If you lead a busy life with many responsibilities you should write down all of the things you want to accomplish in life and use that as a motivation board. These are your big picture items, ones that will simply serve as motivation in the coming year as you are not going to spend much actual time on most of them in the next 12 months. If you want to accomplish your life goals and tap into your true potential then you have to look at 2013 as an investment to free up time in future years.
Let’s say in 2013 you have 15-20 hours of free time a week outside the course of your normal work and family responsibilities. If you do not change any of the dynamics of your current life then in 2014 you will likely also have 15-20 hours of free time. If nothing changes at that point, then in 2015, 2016, and subsequent years you will also have roughly the same amount of free time to pursue your interests, goals, and ambitions.

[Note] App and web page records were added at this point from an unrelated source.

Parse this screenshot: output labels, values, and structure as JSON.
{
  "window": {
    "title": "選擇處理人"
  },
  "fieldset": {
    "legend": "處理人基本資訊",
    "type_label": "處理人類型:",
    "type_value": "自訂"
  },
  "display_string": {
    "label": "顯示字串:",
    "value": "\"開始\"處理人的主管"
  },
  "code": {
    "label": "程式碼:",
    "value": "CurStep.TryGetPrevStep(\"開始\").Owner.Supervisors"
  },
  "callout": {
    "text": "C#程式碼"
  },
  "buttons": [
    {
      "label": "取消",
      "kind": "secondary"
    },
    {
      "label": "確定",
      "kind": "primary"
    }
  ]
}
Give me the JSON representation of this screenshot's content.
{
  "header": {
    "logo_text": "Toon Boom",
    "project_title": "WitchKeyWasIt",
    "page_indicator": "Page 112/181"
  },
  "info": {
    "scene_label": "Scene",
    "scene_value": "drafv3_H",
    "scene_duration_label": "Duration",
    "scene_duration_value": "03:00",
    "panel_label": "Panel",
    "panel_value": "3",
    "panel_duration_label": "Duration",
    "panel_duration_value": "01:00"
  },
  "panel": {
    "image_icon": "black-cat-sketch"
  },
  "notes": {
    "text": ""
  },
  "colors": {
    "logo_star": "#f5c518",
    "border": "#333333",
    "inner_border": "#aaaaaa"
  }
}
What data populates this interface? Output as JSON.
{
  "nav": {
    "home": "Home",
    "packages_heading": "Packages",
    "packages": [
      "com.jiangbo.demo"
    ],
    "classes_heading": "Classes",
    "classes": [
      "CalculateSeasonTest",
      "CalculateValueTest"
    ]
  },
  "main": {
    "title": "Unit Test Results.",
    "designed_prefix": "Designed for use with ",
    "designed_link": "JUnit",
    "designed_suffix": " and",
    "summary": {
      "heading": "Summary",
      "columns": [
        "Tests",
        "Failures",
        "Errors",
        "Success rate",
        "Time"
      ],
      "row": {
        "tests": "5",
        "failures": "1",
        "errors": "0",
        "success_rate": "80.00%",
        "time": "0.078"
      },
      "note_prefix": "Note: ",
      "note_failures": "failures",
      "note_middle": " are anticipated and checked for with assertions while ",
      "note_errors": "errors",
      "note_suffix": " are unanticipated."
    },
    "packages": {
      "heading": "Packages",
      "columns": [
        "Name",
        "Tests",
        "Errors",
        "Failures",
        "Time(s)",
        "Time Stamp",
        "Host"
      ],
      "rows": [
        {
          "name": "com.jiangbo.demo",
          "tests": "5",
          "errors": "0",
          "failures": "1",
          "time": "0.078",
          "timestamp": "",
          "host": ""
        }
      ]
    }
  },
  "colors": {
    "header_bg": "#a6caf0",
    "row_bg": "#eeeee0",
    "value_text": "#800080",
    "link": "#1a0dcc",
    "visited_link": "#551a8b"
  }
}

So whatever talent you want to grow and maximize you will be limited in time each year to devote to that talent. If it truly takes 10,000 hours to become an expert, or even several thousand hours to become very proficient, this lack of time will limit your ability in life to pursue all of your interests.
You need to find a way to change this long-term equation so that you are not always limited by the amount of time at your disposal. If time is an issue today, then it is essential that you focus your goals in the coming year on how you can use that limited available time so that you are not always at the mercy of the rat race. You have the unlimited capacity within you; it is simply a matter of finding the time to put it to work.
Escaping the Rat Race – Your 2013 Goal
Undoubtedly there are things you could do to help find extra available time to pursue your goals and dreams in life. You likely watch too much TV, or spend too much time on hobbies, or countless other things that prevent you from maximizing your potential. If these are an issue then you should create goals for 2013 where you deem appropriate.
However, for most of us the bulk of time and energy that is spent every week is on our job…our place in the rat race. Between the commute, hours spent at work, and time spent stressing about work, we have little time left to cultivate our other talents and pursue our other passions and dreams in life. If you find yourself in this situation then your focus on goals for the coming year should be on freeing up your time in coming years so that those 15 hours a week in 2013 turn into 60-80 hours a week in following years.
The only way to truly do that is to escape the rat race. If you value a Renaissance ideal, or just want to lie in the sun for 60 hours a week, then you have to escape the rat race to free up those precious hours to spend where you deem appropriate. Time is our most precious commodity and the rat race for too many of us has been stealing that time from us. 2013 is a time for you to make a stand and prioritize your life so that sometime in the not so distant future you will be able to have the time to accomplish all you ever dreamed of becoming.
So as you sit down to make your goals for the coming year, make that goal session based entirely on how to escape the rat race. As you formulate a plan, make sub goals for 2013 that will drive and motivate you to put that plan into action. Don’t be afraid to view 2013 as an investment for the rest of your life and be willing to make the sacrifices this year to ensure that the rat race never takes a minute of your valuable time in future years.